* WHAT YOU HAVE TO DO: When the string "JSON" occurs in a line of the records, show that line.

(Data records for software interfaces)

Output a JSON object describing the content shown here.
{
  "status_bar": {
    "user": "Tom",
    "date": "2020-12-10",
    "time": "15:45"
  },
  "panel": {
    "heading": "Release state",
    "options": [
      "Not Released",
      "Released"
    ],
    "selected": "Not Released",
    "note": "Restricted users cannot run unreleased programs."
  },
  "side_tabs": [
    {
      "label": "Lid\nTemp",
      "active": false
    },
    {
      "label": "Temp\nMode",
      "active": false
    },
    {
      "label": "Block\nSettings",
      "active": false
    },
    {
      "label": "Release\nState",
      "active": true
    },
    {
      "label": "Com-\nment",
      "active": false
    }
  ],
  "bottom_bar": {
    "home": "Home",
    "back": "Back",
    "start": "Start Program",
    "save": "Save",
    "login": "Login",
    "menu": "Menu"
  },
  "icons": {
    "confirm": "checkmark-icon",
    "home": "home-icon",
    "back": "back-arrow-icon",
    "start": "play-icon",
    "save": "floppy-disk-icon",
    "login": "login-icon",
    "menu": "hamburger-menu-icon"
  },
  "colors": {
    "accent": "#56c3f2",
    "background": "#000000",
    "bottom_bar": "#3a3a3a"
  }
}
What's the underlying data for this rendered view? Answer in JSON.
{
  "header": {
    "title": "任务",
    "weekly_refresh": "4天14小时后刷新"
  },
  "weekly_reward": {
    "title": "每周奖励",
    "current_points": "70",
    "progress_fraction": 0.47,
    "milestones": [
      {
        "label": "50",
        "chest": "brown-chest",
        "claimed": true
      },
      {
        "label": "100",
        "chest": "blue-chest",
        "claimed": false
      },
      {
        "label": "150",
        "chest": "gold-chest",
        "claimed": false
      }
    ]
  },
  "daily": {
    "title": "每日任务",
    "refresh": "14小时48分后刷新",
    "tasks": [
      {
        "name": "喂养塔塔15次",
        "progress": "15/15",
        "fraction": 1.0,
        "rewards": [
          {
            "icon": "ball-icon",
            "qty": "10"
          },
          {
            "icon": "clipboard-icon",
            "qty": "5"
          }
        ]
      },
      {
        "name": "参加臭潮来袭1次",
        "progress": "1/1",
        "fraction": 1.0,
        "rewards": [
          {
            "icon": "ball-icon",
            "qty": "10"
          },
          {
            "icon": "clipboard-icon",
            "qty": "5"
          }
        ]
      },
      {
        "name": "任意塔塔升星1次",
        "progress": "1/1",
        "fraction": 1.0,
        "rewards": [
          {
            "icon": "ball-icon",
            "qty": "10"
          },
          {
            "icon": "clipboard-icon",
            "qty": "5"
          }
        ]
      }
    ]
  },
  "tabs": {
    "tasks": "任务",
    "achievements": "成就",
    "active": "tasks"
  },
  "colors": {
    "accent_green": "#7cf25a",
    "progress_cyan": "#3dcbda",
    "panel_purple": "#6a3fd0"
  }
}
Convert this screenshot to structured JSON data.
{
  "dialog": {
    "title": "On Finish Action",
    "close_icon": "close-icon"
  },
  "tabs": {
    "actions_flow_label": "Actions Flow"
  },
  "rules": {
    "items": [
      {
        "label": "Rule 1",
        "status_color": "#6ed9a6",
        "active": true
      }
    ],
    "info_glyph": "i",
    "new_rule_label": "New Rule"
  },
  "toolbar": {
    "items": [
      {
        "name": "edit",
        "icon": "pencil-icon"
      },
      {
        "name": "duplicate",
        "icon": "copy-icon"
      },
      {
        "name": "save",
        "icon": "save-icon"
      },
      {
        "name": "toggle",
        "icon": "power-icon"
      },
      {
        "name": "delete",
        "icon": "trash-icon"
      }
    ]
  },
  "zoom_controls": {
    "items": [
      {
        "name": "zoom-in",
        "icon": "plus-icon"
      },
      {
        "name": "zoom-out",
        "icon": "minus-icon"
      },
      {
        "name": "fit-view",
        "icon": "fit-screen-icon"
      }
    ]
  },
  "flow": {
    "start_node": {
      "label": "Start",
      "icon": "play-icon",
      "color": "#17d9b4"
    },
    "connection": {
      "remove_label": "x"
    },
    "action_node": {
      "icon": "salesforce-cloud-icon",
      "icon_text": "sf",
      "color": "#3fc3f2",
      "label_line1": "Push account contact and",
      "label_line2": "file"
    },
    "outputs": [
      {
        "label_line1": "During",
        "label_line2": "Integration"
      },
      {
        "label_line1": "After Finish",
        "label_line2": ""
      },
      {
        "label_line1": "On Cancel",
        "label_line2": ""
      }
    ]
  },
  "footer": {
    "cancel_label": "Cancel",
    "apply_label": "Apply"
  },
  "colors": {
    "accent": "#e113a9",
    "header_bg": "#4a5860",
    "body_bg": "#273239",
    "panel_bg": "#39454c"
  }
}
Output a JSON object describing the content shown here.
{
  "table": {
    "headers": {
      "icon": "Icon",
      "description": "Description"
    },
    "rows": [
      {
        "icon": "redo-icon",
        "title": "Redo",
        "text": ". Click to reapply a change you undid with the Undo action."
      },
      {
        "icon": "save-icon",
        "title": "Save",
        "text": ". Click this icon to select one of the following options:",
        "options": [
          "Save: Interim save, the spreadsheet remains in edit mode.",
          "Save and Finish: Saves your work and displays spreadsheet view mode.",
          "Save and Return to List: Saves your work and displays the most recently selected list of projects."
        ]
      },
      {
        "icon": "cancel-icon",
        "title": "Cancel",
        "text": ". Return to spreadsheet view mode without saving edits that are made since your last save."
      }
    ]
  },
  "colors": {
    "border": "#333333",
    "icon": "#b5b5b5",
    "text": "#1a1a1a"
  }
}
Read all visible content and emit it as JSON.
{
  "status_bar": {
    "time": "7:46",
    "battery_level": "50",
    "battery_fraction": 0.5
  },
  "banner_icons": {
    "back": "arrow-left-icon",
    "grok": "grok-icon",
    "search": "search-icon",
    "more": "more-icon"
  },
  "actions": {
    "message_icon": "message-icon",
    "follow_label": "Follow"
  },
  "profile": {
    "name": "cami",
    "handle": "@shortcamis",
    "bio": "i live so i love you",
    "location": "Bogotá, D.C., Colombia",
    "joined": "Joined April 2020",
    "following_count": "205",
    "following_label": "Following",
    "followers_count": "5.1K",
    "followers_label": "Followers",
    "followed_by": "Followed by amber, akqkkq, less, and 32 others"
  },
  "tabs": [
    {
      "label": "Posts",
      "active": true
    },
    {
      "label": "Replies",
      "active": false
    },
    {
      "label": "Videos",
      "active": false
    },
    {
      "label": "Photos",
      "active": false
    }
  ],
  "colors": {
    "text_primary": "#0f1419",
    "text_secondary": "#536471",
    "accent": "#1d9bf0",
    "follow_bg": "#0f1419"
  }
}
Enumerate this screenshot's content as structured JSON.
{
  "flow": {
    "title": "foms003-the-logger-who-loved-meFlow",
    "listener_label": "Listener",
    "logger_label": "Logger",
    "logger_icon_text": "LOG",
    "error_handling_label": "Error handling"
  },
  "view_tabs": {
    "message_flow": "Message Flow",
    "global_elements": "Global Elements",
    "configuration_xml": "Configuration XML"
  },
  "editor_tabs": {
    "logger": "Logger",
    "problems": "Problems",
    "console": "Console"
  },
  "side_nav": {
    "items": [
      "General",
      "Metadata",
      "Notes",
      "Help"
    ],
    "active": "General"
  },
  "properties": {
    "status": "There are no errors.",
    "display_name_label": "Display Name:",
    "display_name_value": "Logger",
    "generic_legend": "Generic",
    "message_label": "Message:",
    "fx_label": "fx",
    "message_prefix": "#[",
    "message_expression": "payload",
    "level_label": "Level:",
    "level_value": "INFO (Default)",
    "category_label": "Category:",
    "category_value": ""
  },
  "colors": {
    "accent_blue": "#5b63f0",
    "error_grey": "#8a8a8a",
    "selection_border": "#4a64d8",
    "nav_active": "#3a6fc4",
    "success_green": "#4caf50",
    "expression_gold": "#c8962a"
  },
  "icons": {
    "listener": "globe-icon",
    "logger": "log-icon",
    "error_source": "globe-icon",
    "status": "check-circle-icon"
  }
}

* YOUR SOLUTION:
Output a JSON object describing the content shown here.
What's the underlying data for this rendered view? Answer in JSON.
Convert this screenshot to structured JSON data.
Output a JSON object describing the content shown here.
Read all visible content and emit it as JSON.
Enumerate this screenshot's content as structured JSON.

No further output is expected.